When defending their companies against hostile takeovers, chief executives usually resort to fairly prosaic and jargon-clad arguments. Your offer undervalues the business, stands on unrealistic synergies, lacks strategic vision, et cetera et cetera. Thus Astrazeneca boss Pascal Soriot stood out from the crowd three years ago as he battled to fend off a near £70bn bid from US rival Pfizer.
Labour's position on Brexit was as clear as mud during the recent General Election campaign, with leader Jeremy Corbyn deliberately steering the debate onto other matters. Once it became apparent the party had not only avoided electoral annihilation but actually gained 30-odd seats, there were those who read his fudge as a cunning ploy to attract Labour voters on both sides of the Brexit argument. Cunning no more.
Britons increasingly believe the UK should have access to the single market when the country breaks from the European Union. The single market must be the priority for Brexit negotiations, with 49 per cent of people saying it was the most important area for David Davis and his team to focus on, according to Ipsos Mori. That is up five points from the previous poll, and puts it increasingly ahead of immigration, which is now the priority for 41 per cent of people, down from 42 per cent previously.
Muck Rack makes it simple to find people, tweets, or articles that mention any name, keyword, company, hashtag etc.
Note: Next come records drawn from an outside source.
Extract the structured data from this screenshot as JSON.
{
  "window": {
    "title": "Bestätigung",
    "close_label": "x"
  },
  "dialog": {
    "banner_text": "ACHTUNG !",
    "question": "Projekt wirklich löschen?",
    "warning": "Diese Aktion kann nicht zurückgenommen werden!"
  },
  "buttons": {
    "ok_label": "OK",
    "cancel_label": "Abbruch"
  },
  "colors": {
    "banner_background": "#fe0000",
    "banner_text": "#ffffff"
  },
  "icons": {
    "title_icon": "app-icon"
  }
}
We've compiled this guide to help you make the most of your search.
Selecting a term
Start searching tweets, articles from media outlets, articles mentioned in tweets, journalists'
names, titles and bios with some suggested searches:
Companies or Topics (e.g. iPhone, Microsoft)
Phrases (e.g. "cloud computing") — use quotes to keep the terms together
Twitter handles (e.g. @username) — returns those who have mentioned or replied to
Names (e.g. "David Pogue")
Hashtags (e.g. #sxsw, #london2012)
Bio details (e.g. vegan, Olympics, father)
Muck Rack's Advanced Search allows for many boolean operators.
Find results that mention multiple specified terms, use AND or
+. For example, ensure each result contains both Elon Musk and Mark Zuckerberg by
searching Obama AND Romney or Obama + Romney.
Use the operators OR or , to broaden your search when you'd like either of
multiple terms to appear in results. (This is the default behavior of our search when no operators
are used.) For example, search for democrat OR republican to find results that refer to
Democrats and/or Republicans.
Use NOT or - to subtract results from your search. For
example, searching Disney will yield results about the Walt Disney Company as well as Walt Disney
World Resort. To exclude mentions of Disney World, search for Disney -World or Disney
When using one of these operators with a phrase, enclose it in quotation marks. For example, you can
find results about smartphones excluding Apple's iPhone 4S by searching smartphone -"iPhone
Exact case matching or punctuation
If you're searching for a brand name or keyword that relies on specific punctuation marks or capitalization, you can
find results that match your exact query by adding matchcase: before the keyword you're searching for, like matchcase:E*TRADE .
Use parentheses to separate multiple
boolean phrases. For example, to find journalists talking about having fun in Disney World or
Disneyland, search for ("disney world" OR disneyland) AND fun.
An asterisk can be used to search for any variation of a root word truncated by the asterisk. For example, searching for admin* will return results for administrator, administration, administer, administered, etc.
A near operator is an AND operator where you can control the distance between the words. You can vary the distance the near operation uses by adding a forward slash and number (between 0-99) such as strawberries NEAR/10 "whipped cream", which means the strawberries must exist within 10 words of "whipped cream".